 Temple Emanuel and the Beth Israel Synagogue helped coordinate the program last week and are raising money for the March of the Living tour.  Local Colors board president Jay Saunders said Taste of Culture has featured at least 30 countries since it debuted. “With Local Colors becoming one of the more prominent festivals in the valley, they requested that we come down here for higher exposure,” said Saunders of the City’s request that Taste of Culture moved to the market area.

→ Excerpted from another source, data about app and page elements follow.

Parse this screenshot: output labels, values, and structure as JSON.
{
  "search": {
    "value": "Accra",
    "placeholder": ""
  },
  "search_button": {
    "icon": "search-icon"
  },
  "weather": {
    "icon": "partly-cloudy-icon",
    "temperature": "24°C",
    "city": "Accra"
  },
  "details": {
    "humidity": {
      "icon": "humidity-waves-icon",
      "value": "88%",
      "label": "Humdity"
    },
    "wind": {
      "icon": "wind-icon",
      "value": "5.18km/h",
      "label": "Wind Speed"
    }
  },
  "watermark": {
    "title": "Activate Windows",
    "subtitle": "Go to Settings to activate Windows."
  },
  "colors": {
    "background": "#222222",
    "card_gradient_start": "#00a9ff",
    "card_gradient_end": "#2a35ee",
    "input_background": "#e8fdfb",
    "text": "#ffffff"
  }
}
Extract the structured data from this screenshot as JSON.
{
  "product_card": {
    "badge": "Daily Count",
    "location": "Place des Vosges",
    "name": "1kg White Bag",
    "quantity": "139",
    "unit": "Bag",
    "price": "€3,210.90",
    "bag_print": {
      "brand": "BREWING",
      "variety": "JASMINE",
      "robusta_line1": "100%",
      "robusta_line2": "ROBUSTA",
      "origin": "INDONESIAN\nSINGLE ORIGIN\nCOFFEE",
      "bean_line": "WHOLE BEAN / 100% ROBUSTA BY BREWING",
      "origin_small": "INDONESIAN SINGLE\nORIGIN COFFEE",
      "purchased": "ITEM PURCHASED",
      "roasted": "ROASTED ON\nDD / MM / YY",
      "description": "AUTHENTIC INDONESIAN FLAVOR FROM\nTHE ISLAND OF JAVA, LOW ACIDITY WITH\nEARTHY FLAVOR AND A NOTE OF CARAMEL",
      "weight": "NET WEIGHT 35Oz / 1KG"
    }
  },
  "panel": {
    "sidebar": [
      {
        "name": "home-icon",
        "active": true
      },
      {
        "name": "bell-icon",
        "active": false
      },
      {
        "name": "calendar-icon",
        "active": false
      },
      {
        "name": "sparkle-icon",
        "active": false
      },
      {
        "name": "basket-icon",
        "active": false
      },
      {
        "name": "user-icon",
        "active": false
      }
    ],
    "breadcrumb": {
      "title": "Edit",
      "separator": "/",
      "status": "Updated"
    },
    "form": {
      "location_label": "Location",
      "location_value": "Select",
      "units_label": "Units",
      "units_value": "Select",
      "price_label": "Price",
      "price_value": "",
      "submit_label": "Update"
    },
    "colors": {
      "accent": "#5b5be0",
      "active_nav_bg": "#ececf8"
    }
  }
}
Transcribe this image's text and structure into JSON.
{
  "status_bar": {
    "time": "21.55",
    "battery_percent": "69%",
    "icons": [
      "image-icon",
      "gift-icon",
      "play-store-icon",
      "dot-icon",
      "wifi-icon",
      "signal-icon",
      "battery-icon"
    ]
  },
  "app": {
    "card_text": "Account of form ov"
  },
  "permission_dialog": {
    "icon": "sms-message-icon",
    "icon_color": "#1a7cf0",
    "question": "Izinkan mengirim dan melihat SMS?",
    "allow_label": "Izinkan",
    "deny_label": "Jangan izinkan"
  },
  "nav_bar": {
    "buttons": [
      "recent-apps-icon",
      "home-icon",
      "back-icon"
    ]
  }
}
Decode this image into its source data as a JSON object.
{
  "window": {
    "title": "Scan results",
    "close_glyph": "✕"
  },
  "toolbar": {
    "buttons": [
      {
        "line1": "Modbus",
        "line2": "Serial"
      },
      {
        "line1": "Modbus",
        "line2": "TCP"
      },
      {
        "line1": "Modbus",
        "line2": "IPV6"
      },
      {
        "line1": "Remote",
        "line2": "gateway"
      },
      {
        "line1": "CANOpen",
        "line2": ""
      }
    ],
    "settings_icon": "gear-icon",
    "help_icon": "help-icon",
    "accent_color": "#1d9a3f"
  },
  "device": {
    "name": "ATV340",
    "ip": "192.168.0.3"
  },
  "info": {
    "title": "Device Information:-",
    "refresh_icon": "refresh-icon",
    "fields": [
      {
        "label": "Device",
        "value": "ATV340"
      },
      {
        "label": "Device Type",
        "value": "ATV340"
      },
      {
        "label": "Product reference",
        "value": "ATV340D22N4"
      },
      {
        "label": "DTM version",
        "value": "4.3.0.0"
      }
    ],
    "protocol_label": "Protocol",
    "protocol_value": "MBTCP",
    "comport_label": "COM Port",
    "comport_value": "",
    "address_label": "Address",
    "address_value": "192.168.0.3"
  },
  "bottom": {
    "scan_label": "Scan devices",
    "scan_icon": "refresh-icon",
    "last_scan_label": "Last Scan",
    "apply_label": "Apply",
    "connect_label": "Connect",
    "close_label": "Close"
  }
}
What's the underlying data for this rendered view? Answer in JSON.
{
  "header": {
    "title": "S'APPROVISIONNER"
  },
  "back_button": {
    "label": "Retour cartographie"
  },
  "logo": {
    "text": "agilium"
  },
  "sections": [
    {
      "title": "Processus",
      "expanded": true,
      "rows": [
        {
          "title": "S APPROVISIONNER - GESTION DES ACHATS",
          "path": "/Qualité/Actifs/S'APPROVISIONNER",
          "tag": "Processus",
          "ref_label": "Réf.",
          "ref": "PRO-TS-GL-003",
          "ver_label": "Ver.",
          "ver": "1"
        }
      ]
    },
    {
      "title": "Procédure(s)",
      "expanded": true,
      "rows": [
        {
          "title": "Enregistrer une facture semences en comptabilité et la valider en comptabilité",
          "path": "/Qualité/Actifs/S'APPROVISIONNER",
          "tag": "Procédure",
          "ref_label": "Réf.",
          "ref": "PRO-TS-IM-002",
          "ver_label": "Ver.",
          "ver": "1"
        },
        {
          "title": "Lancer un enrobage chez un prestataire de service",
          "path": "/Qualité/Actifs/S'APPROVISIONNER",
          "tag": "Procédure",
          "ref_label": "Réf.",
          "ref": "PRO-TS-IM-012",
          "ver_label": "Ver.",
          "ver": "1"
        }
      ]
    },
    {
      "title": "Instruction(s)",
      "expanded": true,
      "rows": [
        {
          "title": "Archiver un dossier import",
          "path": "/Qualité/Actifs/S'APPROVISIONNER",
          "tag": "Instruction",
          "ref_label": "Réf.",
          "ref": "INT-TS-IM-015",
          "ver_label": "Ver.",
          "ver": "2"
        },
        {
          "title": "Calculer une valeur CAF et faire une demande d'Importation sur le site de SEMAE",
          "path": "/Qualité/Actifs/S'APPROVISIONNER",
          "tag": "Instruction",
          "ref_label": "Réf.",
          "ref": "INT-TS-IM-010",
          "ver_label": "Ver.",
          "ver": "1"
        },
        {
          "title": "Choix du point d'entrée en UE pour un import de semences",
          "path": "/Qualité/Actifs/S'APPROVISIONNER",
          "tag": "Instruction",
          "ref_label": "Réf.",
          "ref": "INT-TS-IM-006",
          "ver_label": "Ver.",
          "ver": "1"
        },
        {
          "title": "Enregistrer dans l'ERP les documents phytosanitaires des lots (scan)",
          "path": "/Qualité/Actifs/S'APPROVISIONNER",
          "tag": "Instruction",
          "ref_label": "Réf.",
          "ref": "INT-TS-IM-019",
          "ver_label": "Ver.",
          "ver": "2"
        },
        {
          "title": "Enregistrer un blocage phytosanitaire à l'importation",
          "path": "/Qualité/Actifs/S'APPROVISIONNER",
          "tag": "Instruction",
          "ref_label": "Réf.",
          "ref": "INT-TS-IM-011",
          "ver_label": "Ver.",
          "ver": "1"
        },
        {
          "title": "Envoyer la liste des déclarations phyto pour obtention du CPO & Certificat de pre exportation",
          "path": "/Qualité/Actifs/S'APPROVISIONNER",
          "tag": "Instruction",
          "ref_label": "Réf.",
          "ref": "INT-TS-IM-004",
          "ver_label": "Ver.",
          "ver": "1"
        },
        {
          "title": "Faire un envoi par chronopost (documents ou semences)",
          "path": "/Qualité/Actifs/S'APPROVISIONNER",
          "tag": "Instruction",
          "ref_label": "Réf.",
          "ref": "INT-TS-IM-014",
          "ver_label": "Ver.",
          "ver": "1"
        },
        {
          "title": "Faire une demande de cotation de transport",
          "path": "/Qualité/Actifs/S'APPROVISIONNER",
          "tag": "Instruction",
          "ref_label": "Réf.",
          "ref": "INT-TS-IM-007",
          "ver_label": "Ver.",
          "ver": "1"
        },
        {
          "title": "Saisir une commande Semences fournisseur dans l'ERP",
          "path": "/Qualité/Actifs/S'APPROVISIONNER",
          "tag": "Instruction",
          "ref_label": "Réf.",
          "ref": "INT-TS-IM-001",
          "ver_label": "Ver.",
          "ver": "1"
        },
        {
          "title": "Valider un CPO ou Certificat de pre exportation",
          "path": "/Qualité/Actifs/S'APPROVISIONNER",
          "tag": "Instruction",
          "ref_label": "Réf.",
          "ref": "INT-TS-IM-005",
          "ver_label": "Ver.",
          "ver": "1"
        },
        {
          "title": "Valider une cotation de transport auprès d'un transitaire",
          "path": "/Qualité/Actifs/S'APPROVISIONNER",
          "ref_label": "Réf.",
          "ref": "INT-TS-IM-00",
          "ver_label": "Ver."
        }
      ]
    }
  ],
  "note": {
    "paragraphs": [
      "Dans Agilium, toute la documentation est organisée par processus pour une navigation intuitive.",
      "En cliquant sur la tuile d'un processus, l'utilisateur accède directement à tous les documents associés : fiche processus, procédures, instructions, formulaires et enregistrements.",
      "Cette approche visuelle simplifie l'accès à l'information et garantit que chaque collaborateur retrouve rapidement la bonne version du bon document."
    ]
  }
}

 In light of events like the mass murder at the Sikh temple in Wisconsin, Saunders feels it is “critical,” that people reach out to understand other cultures and religions. “Its essential for our mutual survival. The world is getting to be a smaller place all the time. We need to know our neighbors. Mark Twain said that if more people could travel there would be no more wars.”

 Jeffrey Rigdon – one of the fellows dressed like a horned Viking at local parades with the Vikings of the Valley group – helped Fu get Taste of Culture off the ground. The San Francisco native grew up in a multicultural environment and found the opportunity to meet a diverse group of people with Local Colors when he moved to Roanoke.

 “You get to taste the cuisine of a country, as if you were there,” said Rigdon as ethnic Jewish music blared from speakers in the background. “Lets enjoy each other’s history …it comes to people being people. There’s no reason we [all] can’t be friends.”

Countries large and small, from Polynesia to Brazil and Lithuania have all taken part in Taste of Culture.  Rigdon is also helping to develop an international festival along Williamson Road next May, which will include an event at Happy’s Flea Market and involves merchants on the commercial corridor.

 Roanoke City Mayor David Bowers, who gamely tried his hand at an ethnic dance, asked attendees to “celebrate our Jewish heritage. We’re very proud of our Jewish community here in Roanoke.” Bowers also asked people to say a silent prayer for Pearl Fu, who was “under the weather,” and not present. Fu has been slowed by Parkinson’s in recent years.

 Lori Strauss and Kira Gurevich were on hand to promote The March of the Living. She called the Taste of Culture event “a commitment by the whole Jewish community [in Roanoke].” Strauss said students from all over the world will take part in the march from the Auschwitz to Birkenau camps, before many of them head to Israel. That’s one reason they were raising money by selling lunches last Friday. “We have a lot of money to raise [for local students from the two congregations],” noted Strauss.

 Gurevich went on the March of the Living tour several years ago. Her youngest daughter will go next spring. “It’s a lifetime experience. You learn a lot being there, knowing your history, where we are coming from. We just want to make sure the Holocaust will never repeat.” People who lined up to buy lunches were all doing their small part to make sure that those who go to Poland next spring will never forget either.

By Gene Marrano